NASA proposes $17.6 billion budget

Feb 05, 2008

U.S. space officials proposed spending $17.6 billion next year with a focus on the International Space Station and space shuttle programs.

NASA Deputy Administrator Shana Dale said the budget includes $5.78 billion for the space shuttle and space station programs, $4.44 billion for science, $3.5 billion for development of new manned spacecraft systems and $447 million for aeronautics research, the agency said Monday in a news release.

NASA said it is making progress in developing the Orion spacecraft and Ares launch vehicles to replace the aging space shuttle fleet.

The NASA budget provides funding to spur development of commercial space transportation services to send cargo and crews to the space station after the shuttles retire in 2010. Without commercial providers, the United States will depend on Russian spacecraft, the agency said.

"With over $2.6 billion in NASA funds available over the next five years to purchase cargo and crew services to support ISS operations, we would much rather be using this money to purchase cargo and crew services from American commercial companies than foreign entities," Dale said.

Copyright 2008 by United Press International

Explore further: Red moon at night; stargazer's delight

add to favorites email to friend print save as pdf

Related Stories

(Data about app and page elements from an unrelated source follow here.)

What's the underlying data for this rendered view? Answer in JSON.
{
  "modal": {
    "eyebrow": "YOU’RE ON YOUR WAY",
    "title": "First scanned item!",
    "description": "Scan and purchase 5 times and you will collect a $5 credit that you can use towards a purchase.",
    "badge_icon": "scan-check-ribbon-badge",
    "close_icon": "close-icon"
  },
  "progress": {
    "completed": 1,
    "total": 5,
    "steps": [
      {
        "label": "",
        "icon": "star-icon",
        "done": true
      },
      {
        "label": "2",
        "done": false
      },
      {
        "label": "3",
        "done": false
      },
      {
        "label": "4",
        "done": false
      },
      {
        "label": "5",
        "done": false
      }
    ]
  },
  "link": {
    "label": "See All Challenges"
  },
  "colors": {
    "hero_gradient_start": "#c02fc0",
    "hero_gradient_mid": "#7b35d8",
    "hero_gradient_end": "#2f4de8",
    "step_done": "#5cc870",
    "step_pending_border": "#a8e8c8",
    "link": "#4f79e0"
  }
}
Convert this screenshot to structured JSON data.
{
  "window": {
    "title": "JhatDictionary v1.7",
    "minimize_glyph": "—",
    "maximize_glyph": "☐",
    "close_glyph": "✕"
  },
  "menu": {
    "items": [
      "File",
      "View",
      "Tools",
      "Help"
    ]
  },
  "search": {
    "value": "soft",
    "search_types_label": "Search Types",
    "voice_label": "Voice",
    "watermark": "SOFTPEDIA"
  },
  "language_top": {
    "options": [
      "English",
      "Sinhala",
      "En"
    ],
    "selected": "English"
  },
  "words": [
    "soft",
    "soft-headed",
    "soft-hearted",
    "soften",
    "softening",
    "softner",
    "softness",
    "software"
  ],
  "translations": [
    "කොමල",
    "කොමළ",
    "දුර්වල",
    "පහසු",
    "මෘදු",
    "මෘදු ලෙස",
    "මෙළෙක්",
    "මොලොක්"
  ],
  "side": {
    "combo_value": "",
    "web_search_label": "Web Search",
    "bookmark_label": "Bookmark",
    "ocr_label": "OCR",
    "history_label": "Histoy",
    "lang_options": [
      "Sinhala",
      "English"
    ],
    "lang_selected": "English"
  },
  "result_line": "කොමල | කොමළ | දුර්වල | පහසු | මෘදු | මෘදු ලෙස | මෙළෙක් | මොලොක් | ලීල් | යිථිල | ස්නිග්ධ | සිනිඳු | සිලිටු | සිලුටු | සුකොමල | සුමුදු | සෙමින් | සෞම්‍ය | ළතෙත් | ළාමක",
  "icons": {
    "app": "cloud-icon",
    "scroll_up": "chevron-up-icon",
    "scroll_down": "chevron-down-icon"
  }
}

New study outlines 'water world' theory of life's origins

21 hours ago

(Phys.org) —Life took root more than four billion years ago on our nascent Earth, a wetter and harsher place than now, bathed in sizzling ultraviolet rays. What started out as simple cells ultimately transformed ...

Meteorites yield clues to Martian early atmosphere

10 hours ago

(Phys.org) —Geologists who analyzed 40 meteorites that fell to Earth from Mars unlocked secrets of the Martian atmosphere hidden in the chemical signatures of these ancient rocks. Their study, published ...

India's mission to Mars crosses half-way mark

Apr 09, 2014

India's first mission to Mars successfully crossed the half-way mark on Wednesday, four months after leaving on an voyage to the Red Planet scheduled to take 11 months, the space agency said.

Fermi data tantalize with new clues to dark matter

Apr 03, 2014

(Phys.org) —A new study of gamma-ray light from the center of our galaxy makes the strongest case to date that some of this emission may arise from dark matter, an unknown substance making up most of the ...

Recommended for you

Red moon at night; stargazer's delight

8 hours ago

Monday night's lunar eclipse proved just as delightful as expected to those able to view it. On the East Coast, cloudy skies may have gotten in the way, but at the National Science Foundation's National Optical ...

Let's put a sailboat on Titan

14 hours ago

The large moons orbiting the gas giants in our solar system have been getting increasing attention in recent years. Titan, Saturn's largest moon, is the only natural satellite known to house a thick atmosphere. ...

Image: Rosetta's Philae lander snaps a selfie

14 hours ago

Philae is awake… and taking pictures! This image, acquired last night with the lander's CIVA (Comet nucleus Infrared and Visible Analyzer) instrument, shows the left and right solar panels of ESA's well-traveled ...

User comments : 0

More news stories

Meteorites yield clues to Martian early atmosphere

(Phys.org) —Geologists who analyzed 40 meteorites that fell to Earth from Mars unlocked secrets of the Martian atmosphere hidden in the chemical signatures of these ancient rocks. Their study, published ...

Let's put a sailboat on Titan

The large moons orbiting the gas giants in our solar system have been getting increasing attention in recent years. Titan, Saturn's largest moon, is the only natural satellite known to house a thick atmosphere. ...

Red moon at night; stargazer's delight

Monday night's lunar eclipse proved just as delightful as expected to those able to view it. On the East Coast, cloudy skies may have gotten in the way, but at the National Science Foundation's National Optical ...